Extract, from the records beneath this instruction, each line that contains the word "true".

** The records follows **

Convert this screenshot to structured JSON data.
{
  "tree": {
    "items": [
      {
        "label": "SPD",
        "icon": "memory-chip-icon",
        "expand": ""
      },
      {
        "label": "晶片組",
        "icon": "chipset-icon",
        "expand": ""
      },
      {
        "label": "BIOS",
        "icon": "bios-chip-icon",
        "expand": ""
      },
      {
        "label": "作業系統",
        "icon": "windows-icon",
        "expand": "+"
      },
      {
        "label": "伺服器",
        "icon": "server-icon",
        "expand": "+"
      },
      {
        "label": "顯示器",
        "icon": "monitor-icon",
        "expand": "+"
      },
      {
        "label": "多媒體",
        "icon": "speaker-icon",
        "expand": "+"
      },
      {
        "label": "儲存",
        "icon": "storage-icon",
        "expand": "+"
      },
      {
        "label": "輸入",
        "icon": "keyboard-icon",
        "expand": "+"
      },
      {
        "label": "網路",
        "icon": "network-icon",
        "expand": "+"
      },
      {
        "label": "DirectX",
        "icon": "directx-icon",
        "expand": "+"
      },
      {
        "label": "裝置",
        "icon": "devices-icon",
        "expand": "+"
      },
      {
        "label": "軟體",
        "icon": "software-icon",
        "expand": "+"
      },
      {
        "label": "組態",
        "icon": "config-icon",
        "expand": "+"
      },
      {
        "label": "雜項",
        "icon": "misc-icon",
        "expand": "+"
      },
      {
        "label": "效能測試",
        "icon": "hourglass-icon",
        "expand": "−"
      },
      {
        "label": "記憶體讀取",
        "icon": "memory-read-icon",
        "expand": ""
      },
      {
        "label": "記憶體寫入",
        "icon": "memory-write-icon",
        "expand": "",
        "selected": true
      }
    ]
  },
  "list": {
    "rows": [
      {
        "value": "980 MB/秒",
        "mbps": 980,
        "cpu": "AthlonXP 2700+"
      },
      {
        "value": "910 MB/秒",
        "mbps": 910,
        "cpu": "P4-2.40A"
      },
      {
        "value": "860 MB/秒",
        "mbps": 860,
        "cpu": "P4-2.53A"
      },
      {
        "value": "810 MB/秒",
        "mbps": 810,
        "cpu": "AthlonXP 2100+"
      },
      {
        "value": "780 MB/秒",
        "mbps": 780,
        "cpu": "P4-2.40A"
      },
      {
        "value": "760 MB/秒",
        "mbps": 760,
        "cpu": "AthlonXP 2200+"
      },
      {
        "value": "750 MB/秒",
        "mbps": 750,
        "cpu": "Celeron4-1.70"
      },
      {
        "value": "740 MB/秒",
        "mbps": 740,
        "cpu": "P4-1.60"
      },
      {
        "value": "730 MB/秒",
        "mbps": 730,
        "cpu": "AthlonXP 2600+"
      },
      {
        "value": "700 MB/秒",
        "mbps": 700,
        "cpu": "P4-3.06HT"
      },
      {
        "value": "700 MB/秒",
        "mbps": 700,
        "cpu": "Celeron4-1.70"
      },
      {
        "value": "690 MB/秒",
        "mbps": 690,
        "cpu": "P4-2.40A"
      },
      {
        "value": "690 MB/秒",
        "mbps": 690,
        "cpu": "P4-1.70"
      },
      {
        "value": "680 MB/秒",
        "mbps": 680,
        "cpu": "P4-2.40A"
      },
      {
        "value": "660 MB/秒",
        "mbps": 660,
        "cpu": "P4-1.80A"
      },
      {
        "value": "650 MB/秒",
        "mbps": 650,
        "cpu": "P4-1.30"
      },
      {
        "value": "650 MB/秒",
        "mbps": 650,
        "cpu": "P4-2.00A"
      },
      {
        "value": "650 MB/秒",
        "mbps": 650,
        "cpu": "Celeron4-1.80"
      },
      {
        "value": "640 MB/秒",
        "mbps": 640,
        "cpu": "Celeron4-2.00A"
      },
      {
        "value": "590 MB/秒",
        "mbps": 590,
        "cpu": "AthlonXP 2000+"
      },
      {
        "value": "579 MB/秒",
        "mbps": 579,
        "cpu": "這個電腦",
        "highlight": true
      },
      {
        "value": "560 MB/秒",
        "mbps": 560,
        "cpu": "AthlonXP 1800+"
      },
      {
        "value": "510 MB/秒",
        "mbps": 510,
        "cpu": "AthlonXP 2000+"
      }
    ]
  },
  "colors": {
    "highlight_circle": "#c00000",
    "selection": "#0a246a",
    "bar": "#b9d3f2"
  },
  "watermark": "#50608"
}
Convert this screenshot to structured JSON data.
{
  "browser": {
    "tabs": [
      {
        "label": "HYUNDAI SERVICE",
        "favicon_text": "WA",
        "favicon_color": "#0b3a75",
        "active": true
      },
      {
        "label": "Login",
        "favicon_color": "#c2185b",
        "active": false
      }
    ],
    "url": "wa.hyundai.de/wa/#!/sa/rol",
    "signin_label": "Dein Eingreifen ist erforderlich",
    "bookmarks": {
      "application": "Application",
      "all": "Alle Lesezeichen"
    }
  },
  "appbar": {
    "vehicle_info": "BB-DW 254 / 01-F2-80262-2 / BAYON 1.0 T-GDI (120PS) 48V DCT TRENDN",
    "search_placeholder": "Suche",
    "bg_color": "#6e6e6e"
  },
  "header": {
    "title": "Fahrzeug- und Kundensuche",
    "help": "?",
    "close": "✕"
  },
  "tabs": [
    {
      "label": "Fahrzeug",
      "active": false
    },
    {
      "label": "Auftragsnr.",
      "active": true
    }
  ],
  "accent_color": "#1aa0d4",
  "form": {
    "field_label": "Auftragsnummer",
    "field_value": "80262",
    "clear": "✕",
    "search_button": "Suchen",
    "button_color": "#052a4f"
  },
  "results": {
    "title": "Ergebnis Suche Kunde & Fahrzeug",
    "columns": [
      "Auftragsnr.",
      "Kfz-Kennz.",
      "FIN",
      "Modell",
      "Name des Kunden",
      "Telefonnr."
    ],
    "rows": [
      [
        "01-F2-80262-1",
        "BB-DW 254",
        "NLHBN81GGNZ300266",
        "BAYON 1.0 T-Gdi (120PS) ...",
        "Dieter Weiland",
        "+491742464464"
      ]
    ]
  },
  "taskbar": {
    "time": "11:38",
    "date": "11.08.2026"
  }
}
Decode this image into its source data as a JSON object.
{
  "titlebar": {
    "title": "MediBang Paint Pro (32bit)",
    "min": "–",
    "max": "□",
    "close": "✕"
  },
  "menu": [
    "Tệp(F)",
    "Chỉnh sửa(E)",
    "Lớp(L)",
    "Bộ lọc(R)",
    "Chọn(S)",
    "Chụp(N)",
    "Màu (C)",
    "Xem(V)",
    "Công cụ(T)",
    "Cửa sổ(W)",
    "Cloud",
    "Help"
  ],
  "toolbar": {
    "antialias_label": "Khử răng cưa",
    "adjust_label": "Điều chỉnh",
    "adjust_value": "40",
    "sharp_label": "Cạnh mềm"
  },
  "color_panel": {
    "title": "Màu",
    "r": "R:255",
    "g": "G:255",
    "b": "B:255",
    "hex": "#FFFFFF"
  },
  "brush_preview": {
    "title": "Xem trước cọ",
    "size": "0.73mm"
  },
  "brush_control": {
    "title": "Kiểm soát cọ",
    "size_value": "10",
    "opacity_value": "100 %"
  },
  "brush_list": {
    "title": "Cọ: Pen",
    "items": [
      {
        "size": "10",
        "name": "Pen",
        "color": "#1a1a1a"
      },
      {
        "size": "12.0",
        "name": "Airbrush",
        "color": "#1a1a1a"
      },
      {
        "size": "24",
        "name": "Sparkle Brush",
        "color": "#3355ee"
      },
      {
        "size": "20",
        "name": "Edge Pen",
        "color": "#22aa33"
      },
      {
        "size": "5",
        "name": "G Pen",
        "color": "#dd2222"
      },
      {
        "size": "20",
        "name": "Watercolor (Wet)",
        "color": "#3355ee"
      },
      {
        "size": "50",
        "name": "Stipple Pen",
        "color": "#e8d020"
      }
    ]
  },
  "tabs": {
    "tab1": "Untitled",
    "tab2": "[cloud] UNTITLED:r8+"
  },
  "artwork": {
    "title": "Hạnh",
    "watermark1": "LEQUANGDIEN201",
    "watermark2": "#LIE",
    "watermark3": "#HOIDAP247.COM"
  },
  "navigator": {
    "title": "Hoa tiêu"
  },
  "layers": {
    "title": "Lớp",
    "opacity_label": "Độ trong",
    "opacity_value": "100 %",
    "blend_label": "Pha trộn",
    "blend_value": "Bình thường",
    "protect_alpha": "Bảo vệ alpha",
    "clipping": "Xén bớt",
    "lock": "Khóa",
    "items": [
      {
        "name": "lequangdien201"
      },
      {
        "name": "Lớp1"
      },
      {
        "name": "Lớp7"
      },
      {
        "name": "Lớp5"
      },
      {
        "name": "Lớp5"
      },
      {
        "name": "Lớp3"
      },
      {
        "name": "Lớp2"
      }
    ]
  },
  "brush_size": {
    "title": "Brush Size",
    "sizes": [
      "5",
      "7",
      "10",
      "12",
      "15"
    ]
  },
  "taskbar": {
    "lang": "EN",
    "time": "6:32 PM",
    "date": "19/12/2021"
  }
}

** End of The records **

**Output below**
        "selected": true
        "highlight": true
        "active": true
      "active": true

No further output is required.